__YOUR OBJECTIVE__
Wherever a line in the records contains the word "Ejercicios", return that line.

** Opening DATA SECTION block **

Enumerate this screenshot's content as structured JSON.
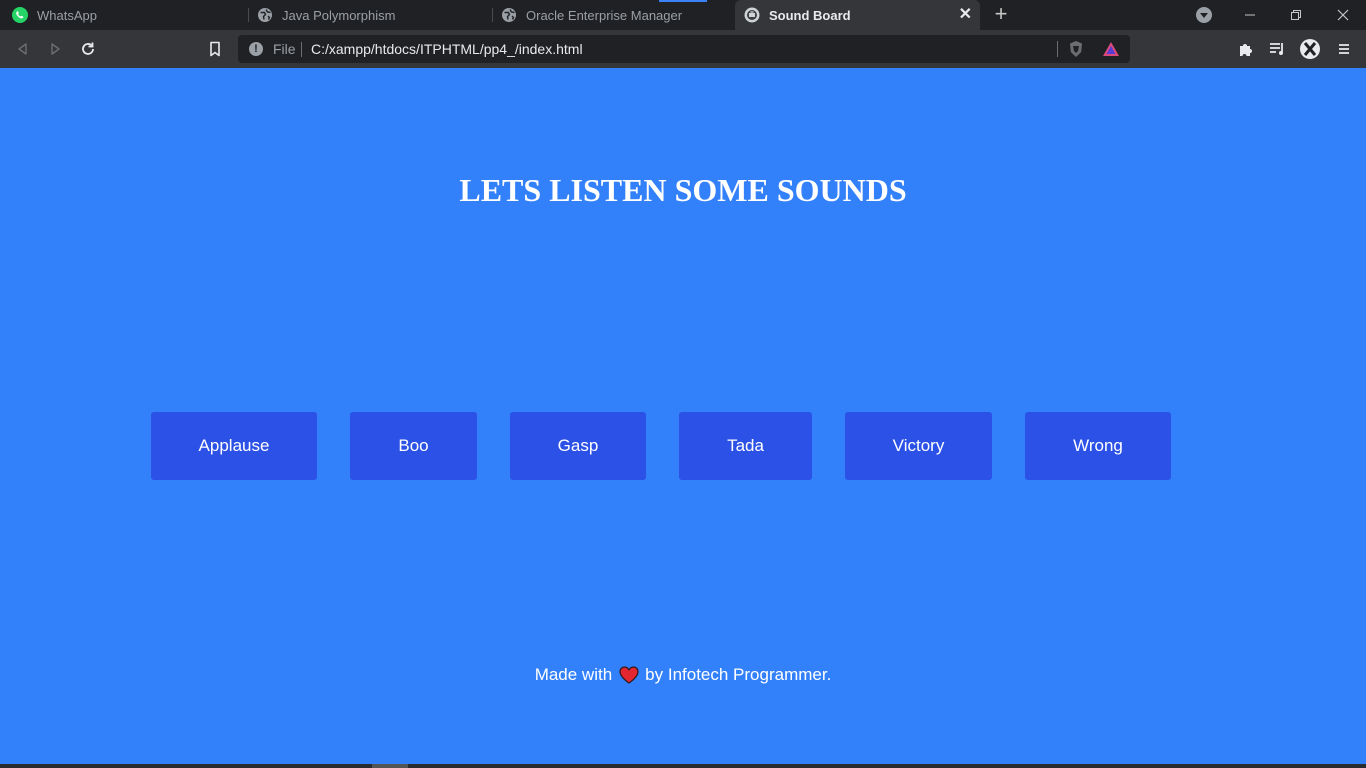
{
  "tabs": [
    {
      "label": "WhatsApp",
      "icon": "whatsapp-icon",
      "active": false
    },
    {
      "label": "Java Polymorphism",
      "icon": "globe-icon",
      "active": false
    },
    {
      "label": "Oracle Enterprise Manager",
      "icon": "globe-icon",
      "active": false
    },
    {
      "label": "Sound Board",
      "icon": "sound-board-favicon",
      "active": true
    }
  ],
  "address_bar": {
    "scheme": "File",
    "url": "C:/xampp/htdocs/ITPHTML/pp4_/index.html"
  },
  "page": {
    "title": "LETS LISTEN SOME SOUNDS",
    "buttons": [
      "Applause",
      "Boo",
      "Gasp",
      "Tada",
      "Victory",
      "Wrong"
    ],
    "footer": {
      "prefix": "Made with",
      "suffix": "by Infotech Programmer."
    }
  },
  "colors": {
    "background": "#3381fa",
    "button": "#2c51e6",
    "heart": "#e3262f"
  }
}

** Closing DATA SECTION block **
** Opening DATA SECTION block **

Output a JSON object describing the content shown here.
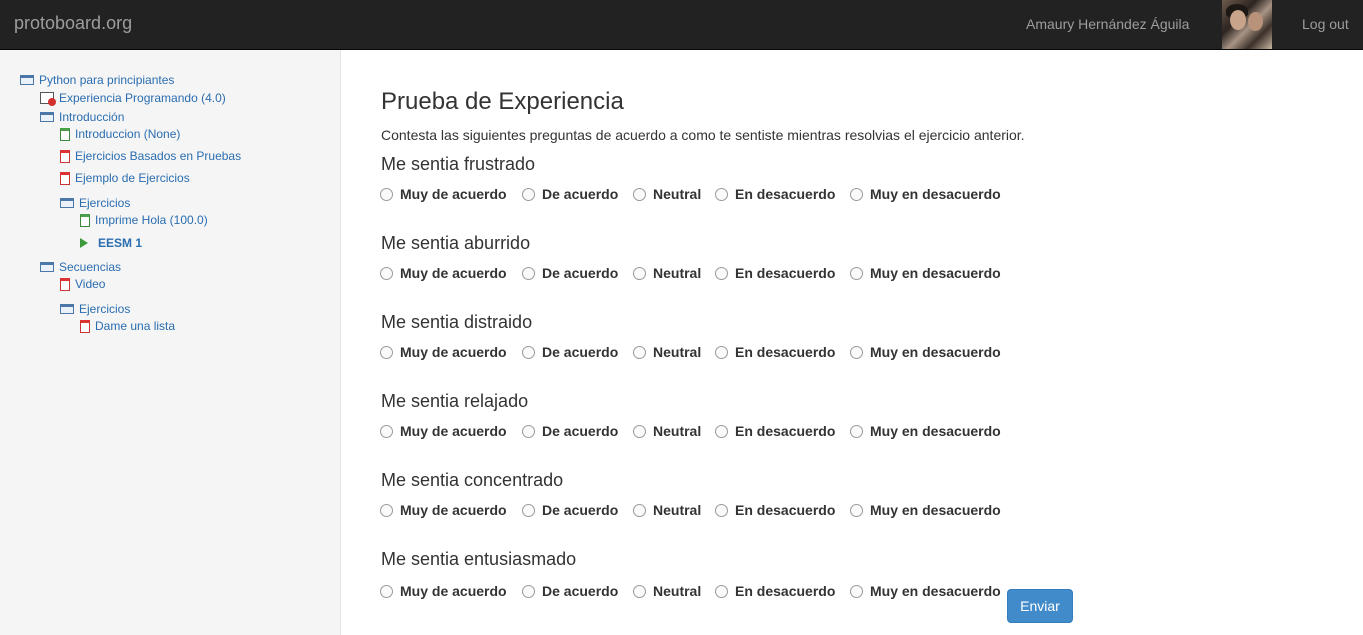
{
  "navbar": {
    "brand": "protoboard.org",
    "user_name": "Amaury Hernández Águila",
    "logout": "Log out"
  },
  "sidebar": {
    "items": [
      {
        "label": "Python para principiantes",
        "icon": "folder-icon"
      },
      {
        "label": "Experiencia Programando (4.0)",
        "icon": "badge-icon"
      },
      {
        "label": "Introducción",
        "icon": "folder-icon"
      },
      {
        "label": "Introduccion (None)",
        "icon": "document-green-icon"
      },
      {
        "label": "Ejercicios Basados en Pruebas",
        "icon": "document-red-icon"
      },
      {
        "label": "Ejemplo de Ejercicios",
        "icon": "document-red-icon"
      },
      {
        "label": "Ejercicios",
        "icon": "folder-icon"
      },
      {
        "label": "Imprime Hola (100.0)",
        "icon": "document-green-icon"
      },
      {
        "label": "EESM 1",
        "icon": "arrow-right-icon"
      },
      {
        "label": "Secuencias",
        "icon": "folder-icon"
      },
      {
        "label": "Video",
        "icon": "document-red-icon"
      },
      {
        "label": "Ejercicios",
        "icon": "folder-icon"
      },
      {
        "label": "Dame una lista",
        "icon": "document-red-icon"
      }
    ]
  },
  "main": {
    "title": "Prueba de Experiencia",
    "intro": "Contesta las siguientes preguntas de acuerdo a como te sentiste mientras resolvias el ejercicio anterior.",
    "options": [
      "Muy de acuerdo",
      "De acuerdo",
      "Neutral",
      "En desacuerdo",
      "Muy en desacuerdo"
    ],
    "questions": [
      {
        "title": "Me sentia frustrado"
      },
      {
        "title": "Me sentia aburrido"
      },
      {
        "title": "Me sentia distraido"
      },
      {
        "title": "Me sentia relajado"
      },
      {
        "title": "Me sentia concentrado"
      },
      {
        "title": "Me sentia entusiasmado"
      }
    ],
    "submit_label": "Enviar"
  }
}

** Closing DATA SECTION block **
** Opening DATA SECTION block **

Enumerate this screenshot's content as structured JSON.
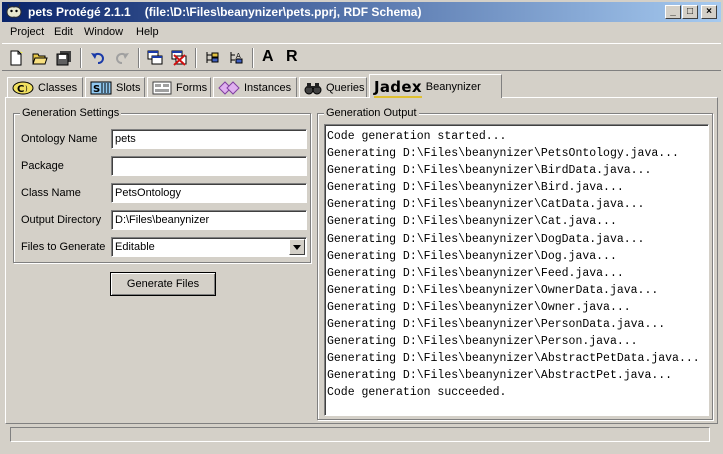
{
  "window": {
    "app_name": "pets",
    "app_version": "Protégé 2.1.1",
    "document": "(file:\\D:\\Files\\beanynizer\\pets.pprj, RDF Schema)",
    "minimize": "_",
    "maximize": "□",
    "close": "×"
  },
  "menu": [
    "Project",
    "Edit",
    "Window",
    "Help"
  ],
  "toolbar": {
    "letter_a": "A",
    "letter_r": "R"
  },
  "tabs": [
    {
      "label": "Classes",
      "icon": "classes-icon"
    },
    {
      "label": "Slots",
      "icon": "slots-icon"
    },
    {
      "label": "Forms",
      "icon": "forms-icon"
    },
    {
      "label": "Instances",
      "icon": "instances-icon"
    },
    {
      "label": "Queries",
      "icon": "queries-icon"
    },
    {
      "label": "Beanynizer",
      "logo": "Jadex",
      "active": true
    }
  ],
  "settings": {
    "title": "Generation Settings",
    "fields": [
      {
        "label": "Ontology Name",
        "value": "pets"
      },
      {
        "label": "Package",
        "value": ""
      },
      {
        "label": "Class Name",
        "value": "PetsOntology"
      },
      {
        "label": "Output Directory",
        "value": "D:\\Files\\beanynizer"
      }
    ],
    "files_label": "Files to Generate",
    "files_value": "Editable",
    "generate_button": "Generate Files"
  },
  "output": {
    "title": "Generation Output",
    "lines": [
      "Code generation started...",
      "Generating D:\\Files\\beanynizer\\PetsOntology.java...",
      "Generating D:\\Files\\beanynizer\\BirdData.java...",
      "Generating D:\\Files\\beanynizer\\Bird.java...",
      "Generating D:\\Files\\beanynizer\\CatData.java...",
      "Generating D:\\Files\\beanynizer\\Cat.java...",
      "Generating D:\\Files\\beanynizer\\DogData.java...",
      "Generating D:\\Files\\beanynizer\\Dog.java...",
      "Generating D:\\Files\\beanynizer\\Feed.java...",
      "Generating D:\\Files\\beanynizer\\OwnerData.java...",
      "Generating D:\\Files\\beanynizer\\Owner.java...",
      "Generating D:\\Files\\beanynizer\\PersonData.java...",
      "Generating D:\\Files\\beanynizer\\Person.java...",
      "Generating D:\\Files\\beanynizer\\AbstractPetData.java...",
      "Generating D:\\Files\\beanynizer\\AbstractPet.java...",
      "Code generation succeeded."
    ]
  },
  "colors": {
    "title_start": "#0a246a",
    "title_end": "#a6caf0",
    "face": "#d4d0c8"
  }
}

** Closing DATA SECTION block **

__PROBLEM SOLUTION__
        "label": "Ejercicios Basados en Pruebas",
        "label": "Ejemplo de Ejercicios",
        "label": "Ejercicios",
        "label": "Ejercicios",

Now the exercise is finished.